Robust and timely information on the performance of targeted patient populations is critical to success in risk-based payment models. Healthcare providers depend on their data and analytics technologies to be able to coordinate and synchronize care across the continuum, identify what’s working well in care delivery and what needs improvement, and design and target interventions to improve outcomes and lower costs. Data and analytics are a foundational capability of effective population health management, and population health management is central to value-based payment.
These needs only intensify as organizations take on more risk, and there’s no question that the industry is headed this way.
The IT roadmap: Key priority areas
For providers that are engaged in any value-based payment agreement, especially a risk-bearing model, following a roadmap will make best use of limited IT resources for the biggest impact on performance.
It should include four key components:
- Claims analytics and benchmarking to prioritize high-level areas of opportunity
- Risk-stratify patients and target care to address high risk patients
- Determine interventions and build them into clinical workflow to close gaps in care
- Regular monitoring of progress and feedback to providers
Determine areas of opportunity
Organizations must clearly define their population health priorities and create a data analytics solution to support their strategy. The most effective way to identify the greatest areas of opportunity is through claims analytics and benchmarking.
Claims analytics are effective because the time to implement is quick and they can provide a full picture of a target patient population, including out-of-network utilization. Claims analytics also allow organizations to benchmark performance to prioritize the areas of care that will be most effective for reaching their goals.
There are three ways to benchmark performance to determine priorities:
- Compare your current performance to historical performance over time
- Benchmark against risk-adjusted peer groups
- Risk-adjusted benchmarking customized for your population
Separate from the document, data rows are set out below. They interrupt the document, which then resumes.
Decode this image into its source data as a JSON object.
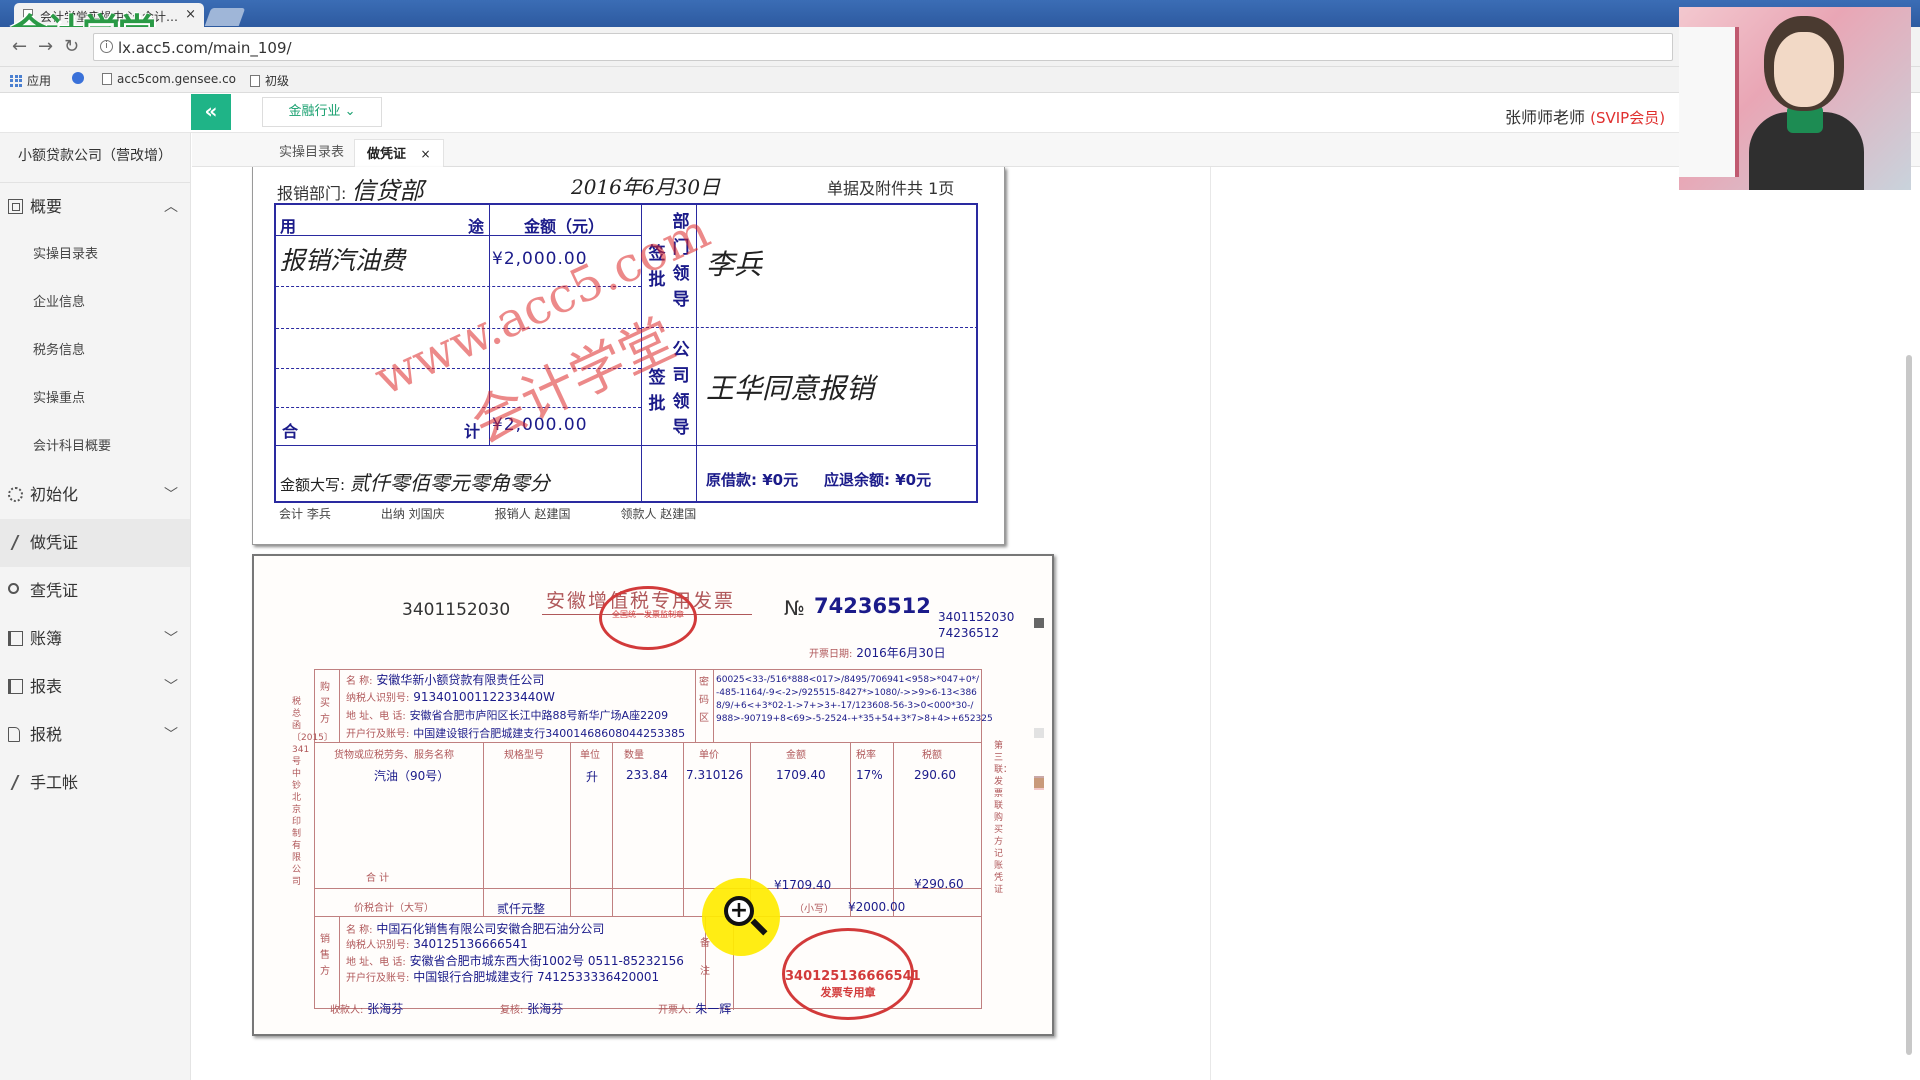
{
  "browser": {
    "tab_title": "会计学堂实操中心_会计…",
    "tab_close": "×",
    "logo_text": "会计学堂",
    "url": "lx.acc5.com/main_109/",
    "bookmarks": [
      "应用",
      "acc5com.gensee.co",
      "初级"
    ]
  },
  "header": {
    "collapse_symbol": "«",
    "industry_label": "金融行业 ⌄",
    "user_name": "张师师老师",
    "user_badge": "(SVIP会员)"
  },
  "sidebar": {
    "company": "小额贷款公司（营改增）",
    "overview": "概要",
    "overview_subitems": [
      "实操目录表",
      "企业信息",
      "税务信息",
      "实操重点",
      "会计科目概要"
    ],
    "init": "初始化",
    "make_voucher": "做凭证",
    "query_voucher": "查凭证",
    "ledger": "账簿",
    "report": "报表",
    "tax": "报税",
    "manual": "手工帐"
  },
  "tabs": {
    "tab1": "实操目录表",
    "tab2": "做凭证",
    "tab2_close": "×"
  },
  "reimbursement": {
    "dept_label": "报销部门:",
    "dept_value": "信贷部",
    "date": "2016年6月30日",
    "attach_label": "单据及附件共  1页",
    "col_use_a": "用",
    "col_use_b": "途",
    "col_amount": "金额（元）",
    "row1_use": "报销汽油费",
    "row1_amount": "¥2,000.00",
    "total_a": "合",
    "total_b": "计",
    "total_amount": "¥2,000.00",
    "dept_sign_label": "签批",
    "dept_leader_label": "部门领导",
    "dept_leader_sign": "李兵",
    "company_sign_label": "签批",
    "company_leader_label": "公司领导",
    "company_leader_sign": "王华同意报销",
    "capital_label": "金额大写:",
    "capital_value": "贰仟零佰零元零角零分",
    "advance": "原借款: ¥0元",
    "refund": "应退余额: ¥0元",
    "sign_accountant": "会计 李兵",
    "sign_cashier": "出纳 刘国庆",
    "sign_reimburser": "报销人 赵建国",
    "sign_receiver": "领款人 赵建国",
    "watermark_url": "www.acc5.com",
    "watermark_cn": "会计学堂"
  },
  "invoice": {
    "code_left": "3401152030",
    "title": "安徽增值税专用发票",
    "no_symbol": "№",
    "number": "74236512",
    "code_right": "3401152030",
    "number_right": "74236512",
    "issue_date_label": "开票日期:",
    "issue_date": "2016年6月30日",
    "buyer_side_label": "购买方",
    "buyer_name_label": "名      称:",
    "buyer_name": "安徽华新小额贷款有限责任公司",
    "buyer_tax_label": "纳税人识别号:",
    "buyer_tax": "91340100112233440W",
    "buyer_addr_label": "地 址、电 话:",
    "buyer_addr": "安徽省合肥市庐阳区长江中路88号新华广场A座2209",
    "buyer_bank_label": "开户行及账号:",
    "buyer_bank": "中国建设银行合肥城建支行34001468608044253385",
    "cipher_label": "密码区",
    "cipher": [
      "60025<33-/516*888<017>/8495/706941<958>*047+0*/",
      "-485-1164/-9<-2>/925515-8427*>1080/->>9>6-13<386",
      "8/9/+6<+3*02-1->7+>3+-17/123608-56-3>0<000*30-/",
      "988>-90719+8<69>-5-2524-+*35+54+3*7>8+4>+652325"
    ],
    "goods_header": "货物或应税劳务、服务名称",
    "spec_header": "规格型号",
    "unit_header": "单位",
    "qty_header": "数量",
    "price_header": "单价",
    "amount_header": "金额",
    "rate_header": "税率",
    "tax_header": "税额",
    "goods": "汽油（90号）",
    "unit": "升",
    "qty": "233.84",
    "price": "7.310126",
    "amount": "1709.40",
    "rate": "17%",
    "tax": "290.60",
    "total_label": "合          计",
    "total_amount": "¥1709.40",
    "total_tax": "¥290.60",
    "total_capital_label": "价税合计（大写）",
    "total_capital": "贰仟元整",
    "small_label": "（小写）",
    "small_value": "¥2000.00",
    "seller_side_label": "销售方",
    "seller_name_label": "名      称:",
    "seller_name": "中国石化销售有限公司安徽合肥石油分公司",
    "seller_tax_label": "纳税人识别号:",
    "seller_tax": "340125136666541",
    "seller_addr_label": "地 址、电 话:",
    "seller_addr": "安徽省合肥市城东西大街1002号 0511-85232156",
    "seller_bank_label": "开户行及账号:",
    "seller_bank": "中国银行合肥城建支行 7412533336420001",
    "remark_label": "备注",
    "payee_label": "收款人:",
    "payee": "张海芬",
    "reviewer_label": "复核:",
    "reviewer": "张海芬",
    "drawer_label": "开票人:",
    "drawer": "朱一辉",
    "seal_number": "340125136666541",
    "seal_caption": "发票专用章",
    "left_vertical": "税总函〔2015〕341号中钞北京印制有限公司",
    "right_vertical": "第三联：发票联 购买方记账凭证",
    "stamp_top": "全国统一发票监制章"
  },
  "colors": {
    "accent": "#1fb487",
    "vip": "#e0302f",
    "form_ink": "#1b1b8a",
    "stamp_red": "#d23a3a"
  }
}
Opportunities may be discovered in clinical areas of care such as avoidable inpatient admissions, overutilization of skilled nursing services, unnecessary emergency department visits, or underutilization of hospice services. Other areas to understand include the demographics of a patient population, changes to plan coverage or reimbursements over time, and the impact of high-cost beneficiaries on overall costs. And while cost and utilization remain important factors in value-based program success, benchmarking a population’s performance in quality measures will also help identify areas of clinical intervention.
By focusing on the top areas of opportunity, organizations can focus limited resources on the areas that make the biggest impact. With claims analytics and benchmarking in place, data can be used to identify patients for a more sophisticated care management program.
Another important strategy for improving the cost and quality of patient populations is using claims and EHR data to identify high-risk patients. The methods for doing this vary widely from home-grown algorithms to vendor-purchased solutions. It’s important to note that high cost and high risk are not necessarily interchangeable. When deciding which patients care management resources should add to their services, identifying patients with avoidable spend and services is an important factor. For example, a patient with cancer may be high cost, but an organization’s ability to affect their cost trajectory is smaller than someone with chronic heart failure who was recently identified as a high emergency room utilizer.
Once top opportunities and the patients affected by this strategy are identified, providers can take steps to build clinical interventions into EHR workflows. For instance, a benchmarking comparison may identify the need to reduce inpatient hospitalizations of chronic obstructive pulmonary disease and dehydration. One population health strategy to curb hospitalizations is to improve outpatient care of these chronic and acute conditions. With the right technology, providers can identify and prioritize these patients for care management services and build clinical pathways into the EHR to avoid hospitalizations and high cost.
Regular monitoring of progress, using a combination of claims and clinical data, is an important step in building an effective value-based IT program. While clinical data can provide access to more timely process measures, claims data will continue to provide full coverage of the outcomes needed to measure success. It’s important to also remember the provider perspective and build reporting capabilities that include cost, utilization and quality for providers across the network as well.
Challenges with current state
While technology has evolved and improved at a rapid pace, there are still challenges to be aware of. For one, current technology isn’t yet optimized for population health management. A significant challenge faced by most organizations is the integration of data from multiple sources. In order to have a complete picture of patient health, providers ideally need information from adjudicated claims, clinical and social data, and health risk assessments from payers or other sources. And population health metrics rely on complex informatics processes that demand a lot of investment in time and personnel. Ultimately, organizations that can prioritize their strategy, then develop their limited IT needs around the strategy, will succeed in risk-based payment models.
For more building blocks for success in risk-based payment models, read Building Successful Two-Sided Risk Models. We’ve also underscored the importance of taking a methodical approach to care delivery optimization to ensure organizational readiness before assuming more risk.
For more information on building a successful risk-based payment strategy, visit www.premierinc.com/vbc.